### Material provided

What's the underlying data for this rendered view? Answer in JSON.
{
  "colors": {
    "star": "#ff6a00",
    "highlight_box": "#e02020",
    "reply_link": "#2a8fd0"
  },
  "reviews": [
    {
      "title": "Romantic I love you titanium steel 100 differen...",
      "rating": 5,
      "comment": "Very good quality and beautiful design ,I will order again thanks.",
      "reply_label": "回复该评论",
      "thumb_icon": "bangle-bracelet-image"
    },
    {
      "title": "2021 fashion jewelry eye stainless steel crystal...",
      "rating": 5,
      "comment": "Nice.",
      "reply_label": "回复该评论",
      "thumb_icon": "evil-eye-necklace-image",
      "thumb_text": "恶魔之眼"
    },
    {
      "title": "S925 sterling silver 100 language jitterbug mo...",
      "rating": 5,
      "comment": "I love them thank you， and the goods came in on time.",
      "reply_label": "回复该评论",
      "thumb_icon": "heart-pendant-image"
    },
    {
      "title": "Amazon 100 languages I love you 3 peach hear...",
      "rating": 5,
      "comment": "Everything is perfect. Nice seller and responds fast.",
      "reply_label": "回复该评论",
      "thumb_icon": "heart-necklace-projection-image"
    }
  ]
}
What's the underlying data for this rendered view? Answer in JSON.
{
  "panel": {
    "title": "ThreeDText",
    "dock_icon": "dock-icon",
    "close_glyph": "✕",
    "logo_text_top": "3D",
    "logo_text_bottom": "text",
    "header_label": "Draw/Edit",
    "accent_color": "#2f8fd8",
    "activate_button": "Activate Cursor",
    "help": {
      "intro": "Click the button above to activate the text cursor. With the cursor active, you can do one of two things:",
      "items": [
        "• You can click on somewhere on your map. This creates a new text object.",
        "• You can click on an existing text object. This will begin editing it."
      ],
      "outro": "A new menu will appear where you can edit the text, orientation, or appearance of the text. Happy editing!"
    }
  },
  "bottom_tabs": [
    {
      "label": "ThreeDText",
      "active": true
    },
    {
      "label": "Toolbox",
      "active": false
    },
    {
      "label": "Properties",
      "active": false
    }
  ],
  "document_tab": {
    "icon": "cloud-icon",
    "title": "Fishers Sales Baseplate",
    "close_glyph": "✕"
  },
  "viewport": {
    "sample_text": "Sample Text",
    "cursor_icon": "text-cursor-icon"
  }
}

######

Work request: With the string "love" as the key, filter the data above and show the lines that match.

Task response:
      "title": "Romantic I love you titanium steel 100 differen...",
      "comment": "I love them thank you， and the goods came in on time.",
      "title": "Amazon 100 languages I love you 3 peach hear...",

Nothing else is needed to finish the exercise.